New Activity at Once-Bustling Metropolis of Ganondagan

VICTOR, N.Y. -- Southeast of Rochester in the Ontario County town of Victor, a National Historic Landmark marks the place where the Seneca Nation of Indians thrived nearly 300 years ago.

The Ganondagan State Historic Site is at the intersection of State Route 444 and Boughton Hill Road. It's home to the Senecas, one of six nations comprising the Iroquois Confederacy.

Ganondagan attracts visitors from all over the world who stop to learn the history of the Seneca people.

"There was a huge village here.  There were about 150 of the Bark Longhouses that housed about 4,500 of my ancestors," said Ronnie Reitter, site interpreter. "It was a thriving metropolis in Native times and due to the fur trade, this village was attacked in 1687 by the Marquis de Denonville, who was coming after the beaver fur trade."

The French wiped out the village and 1687 marked the end of Ganondagan. The Senecas relocated to an area near Geneva.  
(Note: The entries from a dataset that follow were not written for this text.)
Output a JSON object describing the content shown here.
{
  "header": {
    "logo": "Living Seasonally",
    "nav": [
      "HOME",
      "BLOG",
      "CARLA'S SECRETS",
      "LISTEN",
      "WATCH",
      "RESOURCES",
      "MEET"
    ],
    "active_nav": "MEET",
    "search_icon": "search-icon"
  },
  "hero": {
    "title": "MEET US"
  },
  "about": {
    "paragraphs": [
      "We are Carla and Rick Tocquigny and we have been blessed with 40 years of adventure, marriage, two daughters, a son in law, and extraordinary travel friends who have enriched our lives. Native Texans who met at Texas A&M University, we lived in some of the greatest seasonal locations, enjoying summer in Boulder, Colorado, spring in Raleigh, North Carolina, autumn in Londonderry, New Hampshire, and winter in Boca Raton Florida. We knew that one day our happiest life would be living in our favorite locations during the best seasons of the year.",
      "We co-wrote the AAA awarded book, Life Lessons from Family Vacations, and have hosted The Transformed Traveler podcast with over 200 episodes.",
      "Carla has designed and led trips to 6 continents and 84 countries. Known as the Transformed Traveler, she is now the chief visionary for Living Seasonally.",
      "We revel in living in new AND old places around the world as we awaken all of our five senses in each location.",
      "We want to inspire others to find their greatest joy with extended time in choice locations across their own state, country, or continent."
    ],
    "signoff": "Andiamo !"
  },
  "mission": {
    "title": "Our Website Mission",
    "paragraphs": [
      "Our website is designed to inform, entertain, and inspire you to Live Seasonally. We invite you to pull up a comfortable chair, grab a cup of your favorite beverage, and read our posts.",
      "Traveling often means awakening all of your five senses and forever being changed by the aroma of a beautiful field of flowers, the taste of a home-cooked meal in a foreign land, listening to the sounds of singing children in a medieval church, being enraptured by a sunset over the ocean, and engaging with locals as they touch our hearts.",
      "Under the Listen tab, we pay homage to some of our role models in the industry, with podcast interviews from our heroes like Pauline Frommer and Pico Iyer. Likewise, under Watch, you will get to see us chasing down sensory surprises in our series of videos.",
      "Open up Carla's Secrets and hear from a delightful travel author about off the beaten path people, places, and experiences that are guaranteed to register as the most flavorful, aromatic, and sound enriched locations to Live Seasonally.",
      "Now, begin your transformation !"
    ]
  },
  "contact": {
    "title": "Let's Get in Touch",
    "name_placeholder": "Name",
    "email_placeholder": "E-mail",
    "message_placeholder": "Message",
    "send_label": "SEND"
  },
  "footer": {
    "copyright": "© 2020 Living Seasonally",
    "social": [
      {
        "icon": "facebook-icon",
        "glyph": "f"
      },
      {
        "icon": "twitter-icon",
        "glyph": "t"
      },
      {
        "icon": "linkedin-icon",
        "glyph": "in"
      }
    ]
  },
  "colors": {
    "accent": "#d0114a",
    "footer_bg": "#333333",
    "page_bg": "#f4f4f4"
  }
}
In 1964, the Victor site was put on the National Register for Historic Places. Twenty years later, New York State purchased some of the land making Ganondagan a New York State Historic Site.  In 1987, the visitor center opened, allowing the the Senecas the opportunity to share their history with others.

"This is local history.  Our people have survived and it's important for people to know that we're here," Reitter said.

One of the ways the Senecas keep history alive is through the Iroquois White Corn Project.  Initiated three years ago, it's a non-profit agriculture business run by Friends of Ganondagan.  With corn being a primary food source for the early Seneca people, it's grown using heirloom seeds.  The corn is then harvested and processed by hand, the same way it was done hundreds of years ago.

This year, Ganondagan will open a brand-new Seneca Arts and Culture Center. It will replace the current Visitor Center, which has a capacity for 26 people.  The new facility, set to open July 25 to coincide with Ganondagan's Summer Festival, will be a 17,000 square foot state-of-the-art facility.

"We have a huge gallery that's going to have a longhouse model, it's going to have a town model, it's going to talk about the history, what daily life was like," Reitter said.

Ganondagan is open to visitors May 1 through the end of October.  The new Seneca Arts and Culture center will make it a year-round attraction.